• _WHAT IS REQUIRED_
List every line in this data where the string "title" occurs.

=== SUPPLIED ENTRIES ===

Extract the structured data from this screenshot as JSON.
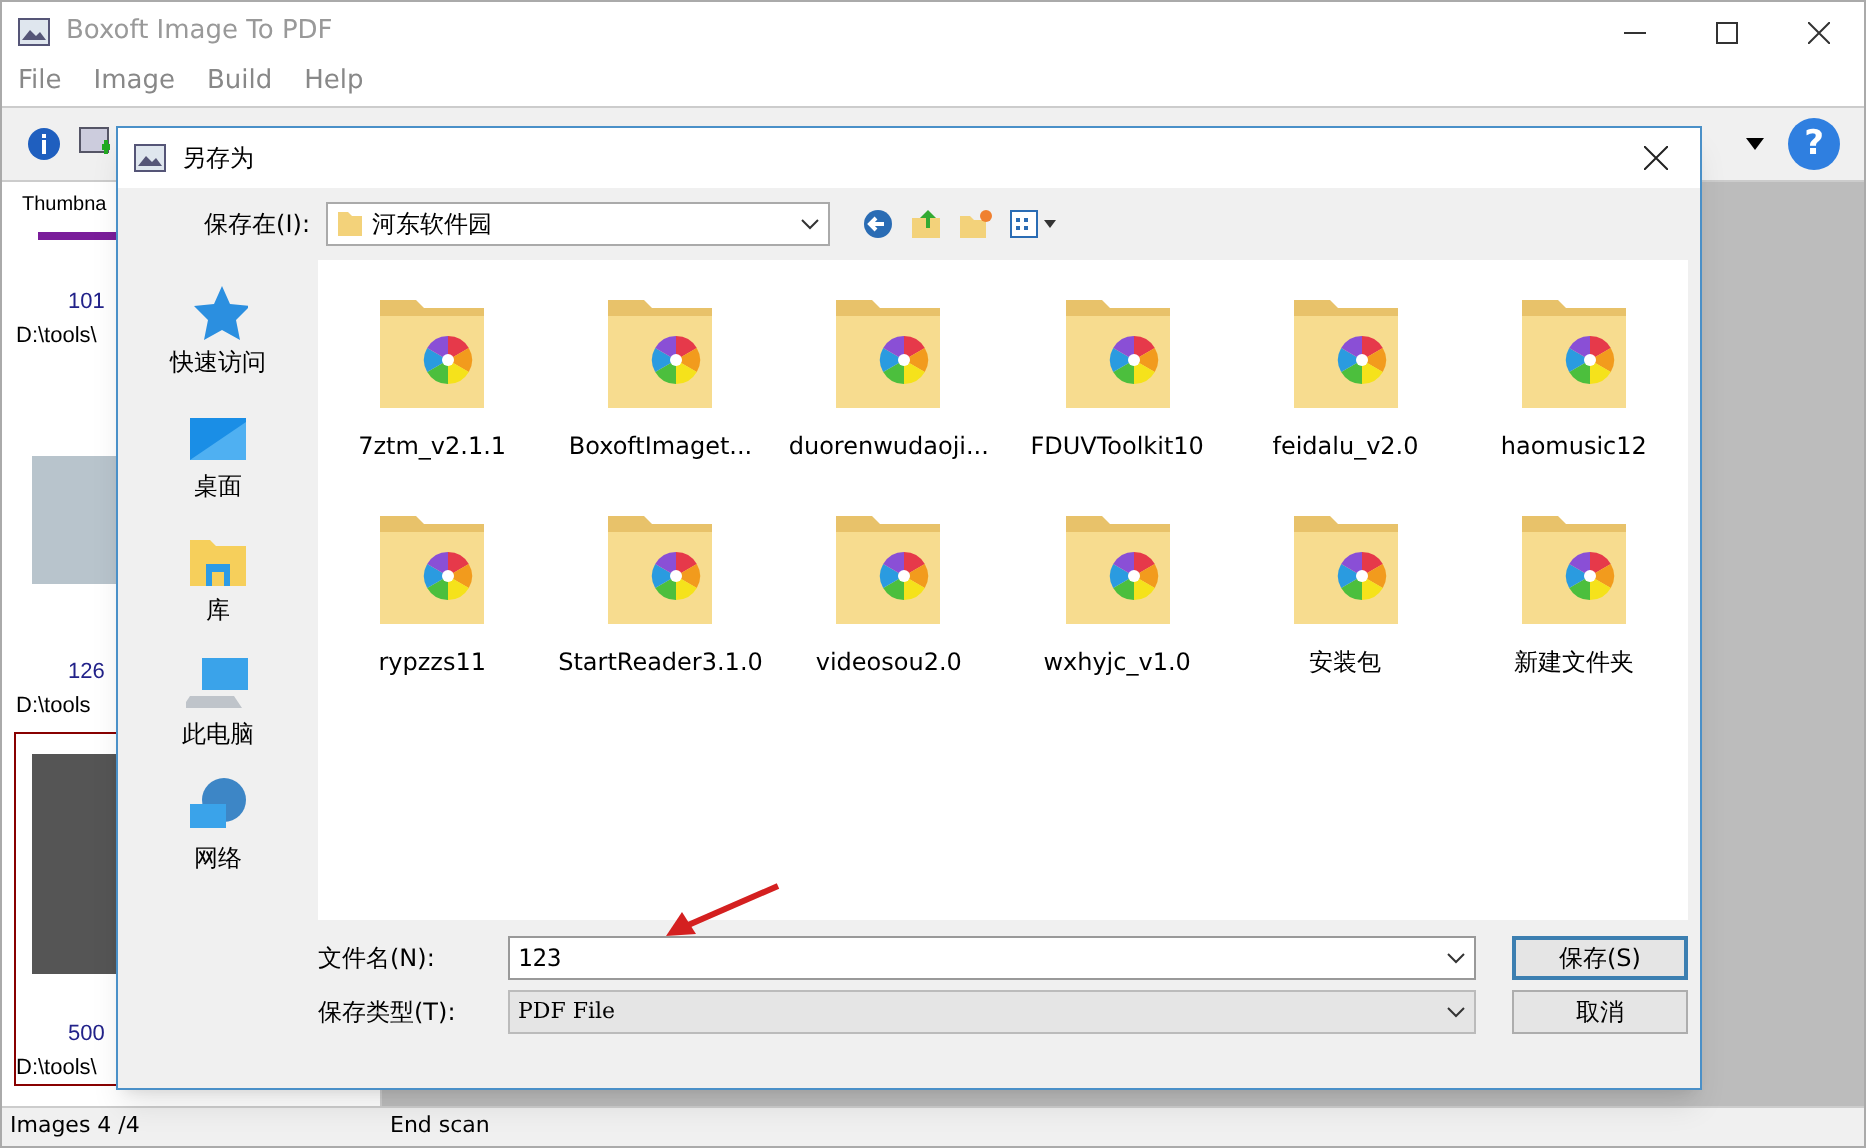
{
  "window": {
    "title": "Boxoft Image To PDF"
  },
  "menu": [
    "File",
    "Image",
    "Build",
    "Help"
  ],
  "thumbnails": {
    "header": "Thumbna",
    "items": [
      {
        "size": "101",
        "path": "D:\\tools\\",
        "selected": false
      },
      {
        "size": "126",
        "path": "D:\\tools",
        "selected": false
      },
      {
        "size": "500",
        "path": "D:\\tools\\",
        "selected": true
      }
    ]
  },
  "help_button": "?",
  "status_bar": [
    "Images 4 /4",
    "End scan"
  ],
  "dialog": {
    "title": "另存为",
    "location_label": "保存在(I):",
    "location": "河东软件园",
    "places": [
      {
        "label": "快速访问",
        "kind": "star"
      },
      {
        "label": "桌面",
        "kind": "desktop"
      },
      {
        "label": "库",
        "kind": "library"
      },
      {
        "label": "此电脑",
        "kind": "computer"
      },
      {
        "label": "网络",
        "kind": "network"
      }
    ],
    "files": [
      "7ztm_v2.1.1",
      "BoxoftImaget...",
      "duorenwudaoji...",
      "FDUVToolkit10",
      "feidalu_v2.0",
      "haomusic12",
      "rypzzs11",
      "StartReader3.1.0",
      "videosou2.0",
      "wxhyjc_v1.0",
      "安装包",
      "新建文件夹"
    ],
    "filename_label": "文件名(N):",
    "filename": "123",
    "filetype_label": "保存类型(T):",
    "filetype": "PDF File",
    "buttons": [
      "保存(S)",
      "取消"
    ]
  }
}
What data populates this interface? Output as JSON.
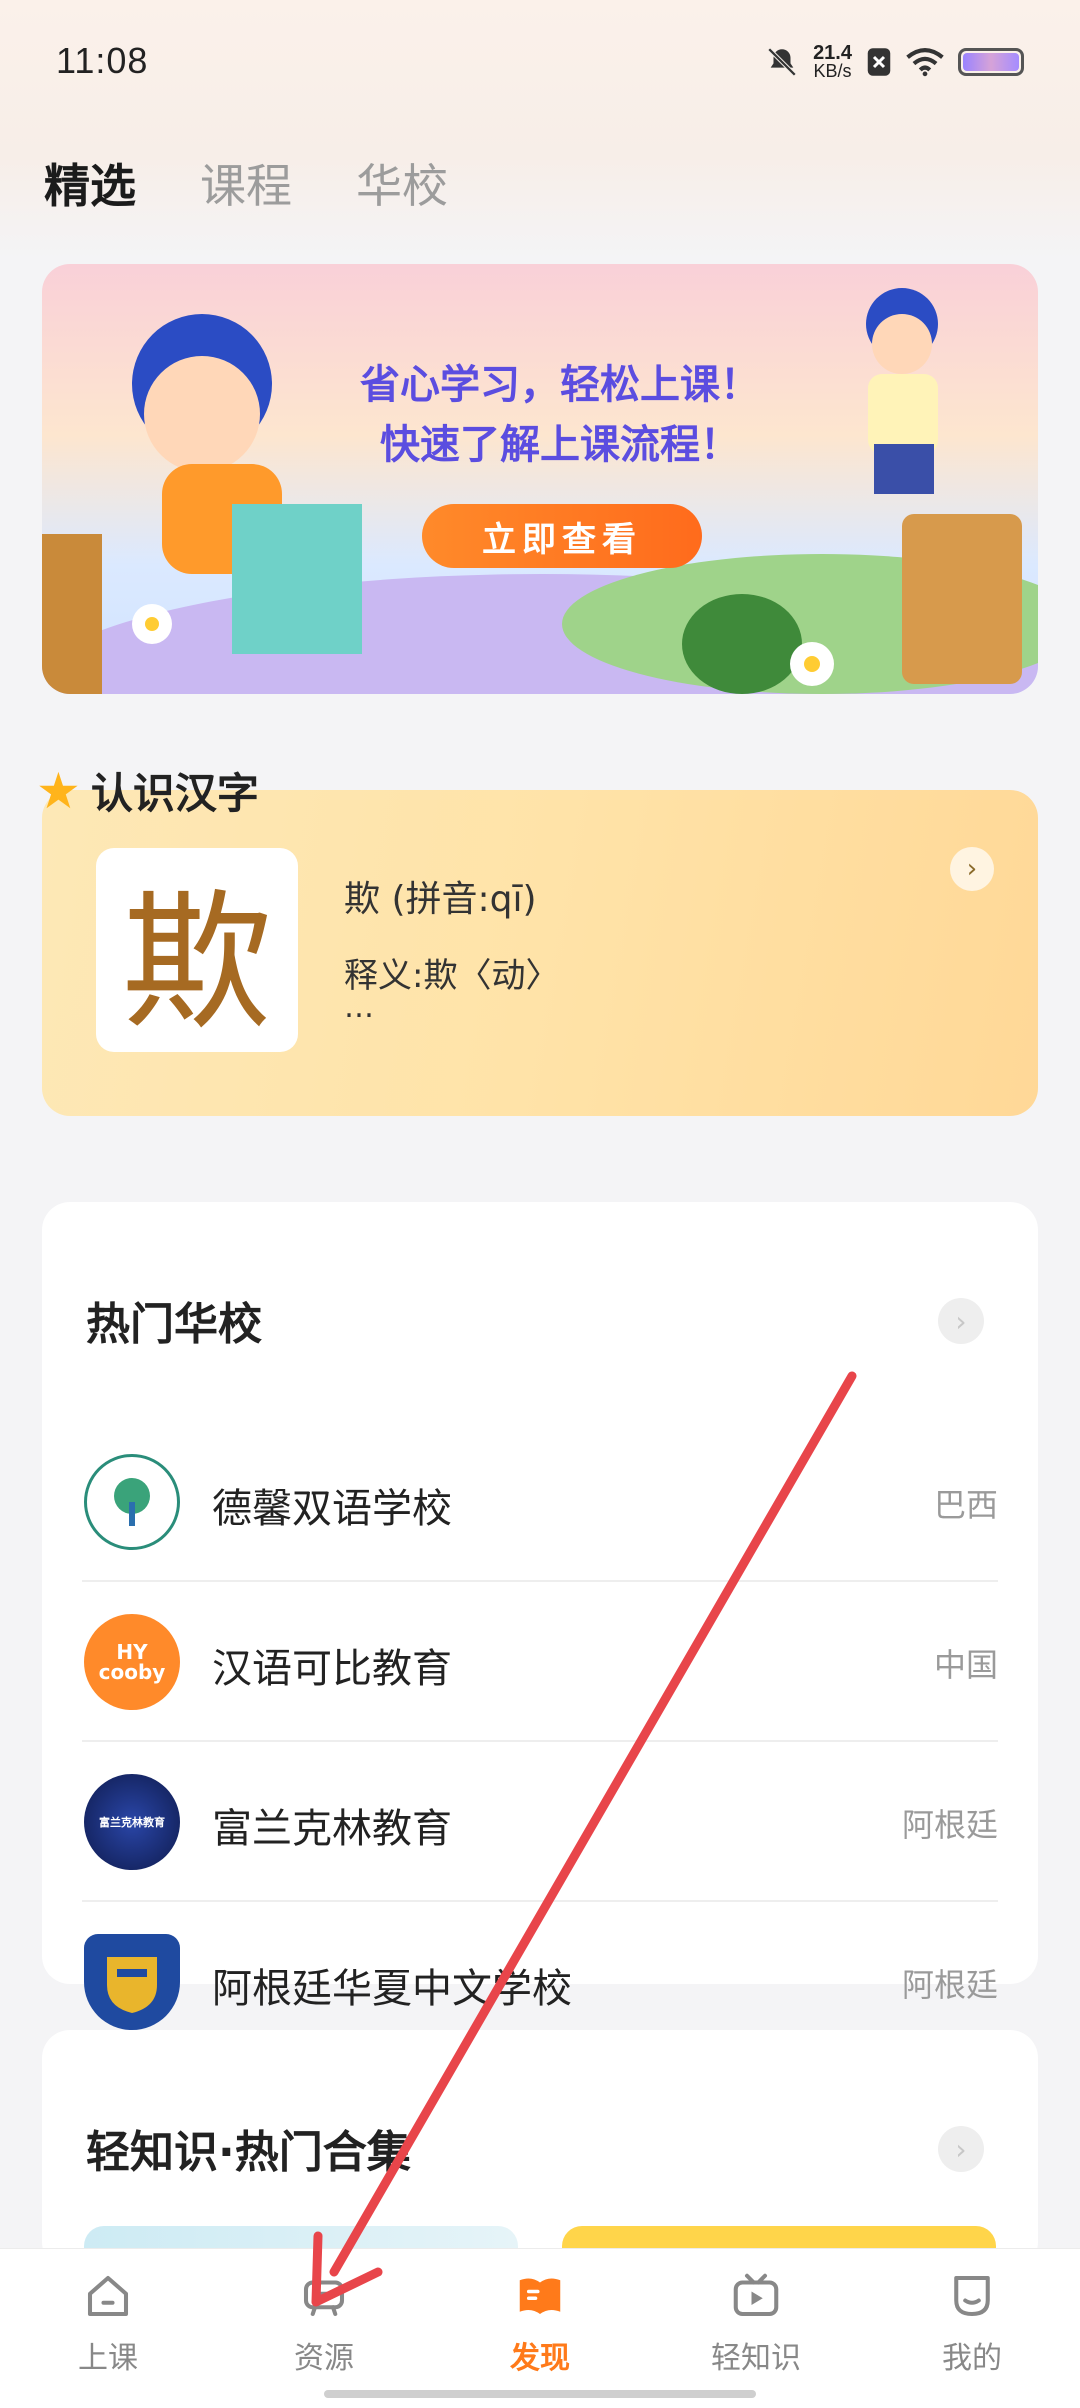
{
  "status_bar": {
    "time": "11:08",
    "speed_value": "21.4",
    "speed_unit": "KB/s"
  },
  "tabs": [
    {
      "label": "精选"
    },
    {
      "label": "课程"
    },
    {
      "label": "华校"
    }
  ],
  "banner": {
    "line1": "省心学习，轻松上课！",
    "line2": "快速了解上课流程！",
    "cta": "立即查看"
  },
  "hanzi_card": {
    "title": "认识汉字",
    "character": "欺",
    "pinyin": "欺 (拼音:qī)",
    "meaning": "释义:欺〈动〉",
    "more": "…"
  },
  "schools": {
    "title": "热门华校",
    "items": [
      {
        "name": "德馨双语学校",
        "country": "巴西",
        "logo_color": "#2a8d7a"
      },
      {
        "name": "汉语可比教育",
        "country": "中国",
        "logo_color": "#ff8a2a",
        "logo_text": "HY cooby"
      },
      {
        "name": "富兰克林教育",
        "country": "阿根廷",
        "logo_color": "#1b2f78",
        "logo_text": "富兰克林教育"
      },
      {
        "name": "阿根廷华夏中文学校",
        "country": "阿根廷",
        "logo_color": "#1f4aa0"
      }
    ]
  },
  "knowledge": {
    "title": "轻知识·热门合集"
  },
  "bottom_nav": [
    {
      "label": "上课",
      "icon": "home-icon"
    },
    {
      "label": "资源",
      "icon": "resource-icon"
    },
    {
      "label": "发现",
      "icon": "discover-book-icon",
      "active": true
    },
    {
      "label": "轻知识",
      "icon": "video-icon"
    },
    {
      "label": "我的",
      "icon": "profile-icon"
    }
  ],
  "colors": {
    "accent": "#ff7a1a",
    "annotation_arrow": "#e8454a"
  }
}
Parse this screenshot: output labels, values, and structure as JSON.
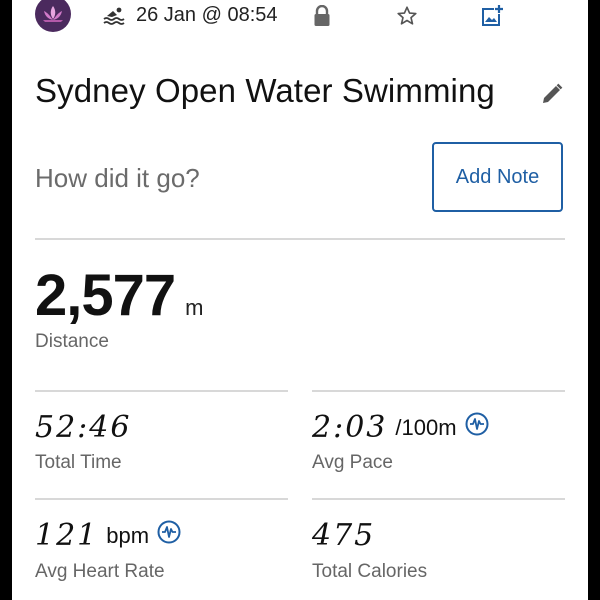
{
  "header": {
    "date_time": "26 Jan @ 08:54",
    "activity_icon": "swim-icon",
    "icons": [
      "lock-icon",
      "star-icon",
      "add-photo-icon"
    ]
  },
  "activity": {
    "title": "Sydney Open Water Swimming"
  },
  "note": {
    "prompt": "How did it go?",
    "button_label": "Add Note"
  },
  "distance": {
    "value": "2,577",
    "unit": "m",
    "label": "Distance"
  },
  "stats": {
    "total_time": {
      "value": "52:46",
      "label": "Total Time"
    },
    "avg_pace": {
      "value": "2:03",
      "unit": "/100m",
      "label": "Avg Pace"
    },
    "avg_heart_rate": {
      "value": "121",
      "unit": "bpm",
      "label": "Avg Heart Rate"
    },
    "total_calories": {
      "value": "475",
      "label": "Total Calories"
    }
  },
  "colors": {
    "accent": "#1f5fa4",
    "avatar_bg": "#4b2a5e",
    "label_gray": "#666666"
  }
}
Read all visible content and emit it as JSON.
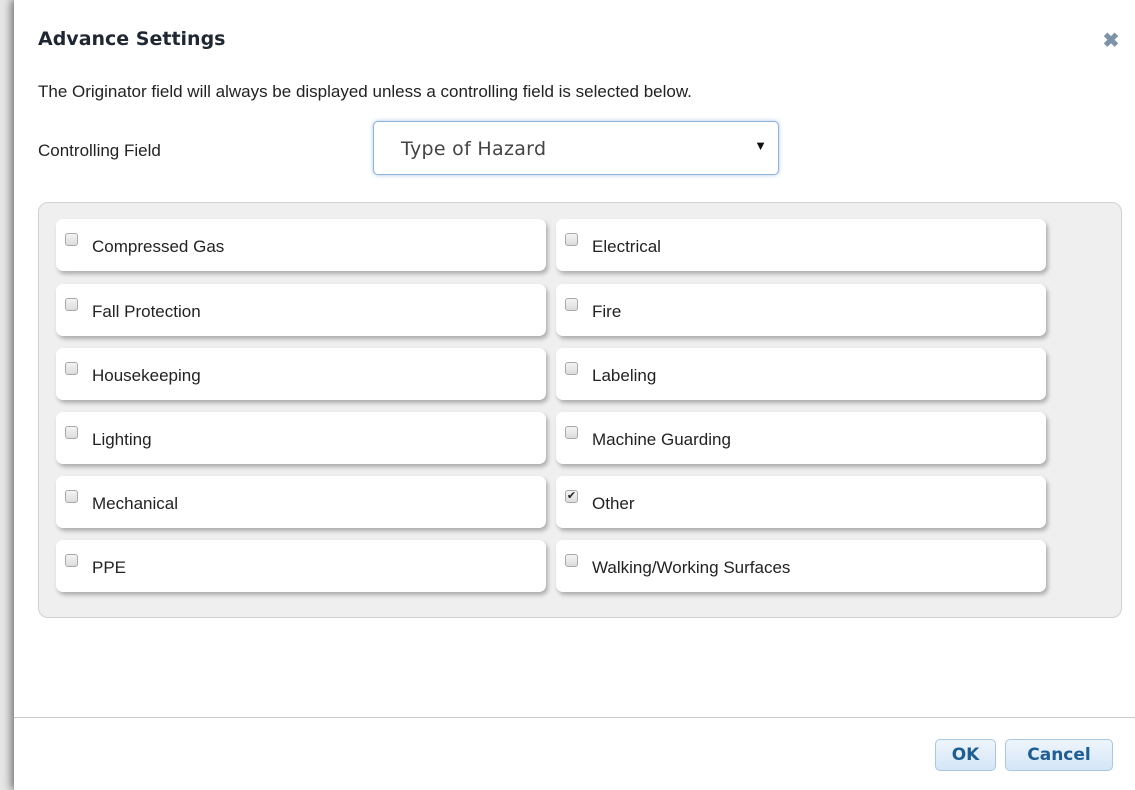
{
  "dialog": {
    "title": "Advance Settings",
    "close_glyph": "✖",
    "description": "The Originator field will always be displayed unless a controlling field is selected below.",
    "controlling_field_label": "Controlling Field",
    "controlling_field_value": "Type of Hazard",
    "select_arrow": "▼"
  },
  "options": [
    {
      "label": "Compressed Gas",
      "checked": false
    },
    {
      "label": "Electrical",
      "checked": false
    },
    {
      "label": "Fall Protection",
      "checked": false
    },
    {
      "label": "Fire",
      "checked": false
    },
    {
      "label": "Housekeeping",
      "checked": false
    },
    {
      "label": "Labeling",
      "checked": false
    },
    {
      "label": "Lighting",
      "checked": false
    },
    {
      "label": "Machine Guarding",
      "checked": false
    },
    {
      "label": "Mechanical",
      "checked": false
    },
    {
      "label": "Other",
      "checked": true
    },
    {
      "label": "PPE",
      "checked": false
    },
    {
      "label": "Walking/Working Surfaces",
      "checked": false
    }
  ],
  "buttons": {
    "ok": "OK",
    "cancel": "Cancel"
  },
  "colors": {
    "accent": "#1f5e93",
    "focus_border": "#8fb3d9",
    "panel_bg": "#efefef"
  },
  "icons": {
    "close": "close-icon",
    "dropdown": "chevron-down-icon",
    "checkbox": "checkbox-icon"
  }
}
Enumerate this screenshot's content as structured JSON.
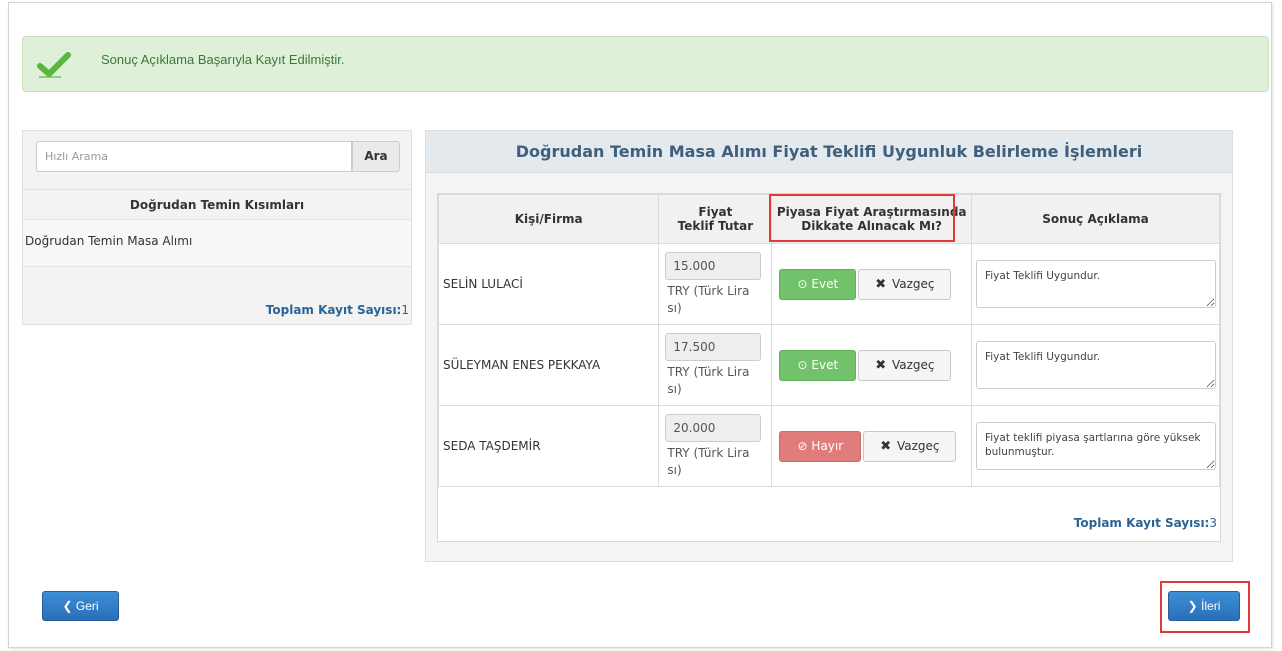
{
  "alert": {
    "message": "Sonuç Açıklama Başarıyla Kayıt Edilmiştir.",
    "icon": "checkmark-icon",
    "color": "#3c763d"
  },
  "search": {
    "placeholder": "Hızlı Arama",
    "button_label": "Ara"
  },
  "left_panel": {
    "header": "Doğrudan Temin Kısımları",
    "items": [
      {
        "label": "Doğrudan Temin Masa Alımı"
      }
    ],
    "total_label": "Toplam Kayıt Sayısı:",
    "total_value": "1"
  },
  "main_panel": {
    "title": "Doğrudan Temin Masa Alımı Fiyat Teklifi Uygunluk Belirleme İşlemleri",
    "columns": {
      "firm": "Kişi/Firma",
      "price_line1": "Fiyat",
      "price_line2": "Teklif Tutar",
      "market_line1": "Piyasa Fiyat Araştırmasında",
      "market_line2": "Dikkate Alınacak Mı?",
      "result": "Sonuç Açıklama"
    },
    "rows": [
      {
        "name": "SELİN LULACİ",
        "price": "15.000",
        "currency": "TRY (Türk Lira sı)",
        "decision": "Evet",
        "cancel": "Vazgeç",
        "note": "Fiyat Teklifi Uygundur."
      },
      {
        "name": "SÜLEYMAN ENES PEKKAYA",
        "price": "17.500",
        "currency": "TRY (Türk Lira sı)",
        "decision": "Evet",
        "cancel": "Vazgeç",
        "note": "Fiyat Teklifi Uygundur."
      },
      {
        "name": "SEDA TAŞDEMİR",
        "price": "20.000",
        "currency": "TRY (Türk Lira sı)",
        "decision": "Hayır",
        "cancel": "Vazgeç",
        "note": "Fiyat teklifi piyasa şartlarına göre yüksek bulunmuştur."
      }
    ],
    "total_label": "Toplam Kayıt Sayısı:",
    "total_value": "3"
  },
  "nav": {
    "back_label": "Geri",
    "next_label": "İleri"
  },
  "colors": {
    "accept": "#71c26a",
    "reject": "#e07d7b",
    "primary": "#2a6fb8",
    "highlight": "#e03a3a"
  }
}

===

• _TASK SOLUTION_
    "title": "Boxoft Image To PDF"
    "title": "另存为",
    "title": "认识汉字",
    "title": "热门华校",
    "title": "轻知识·热门合集"
    "title": "Sydney Open Water Swimming"
    "title": "Advance Settings",
    "title": "Doğrudan Temin Masa Alımı Fiyat Teklifi Uygunluk Belirleme İşlemleri",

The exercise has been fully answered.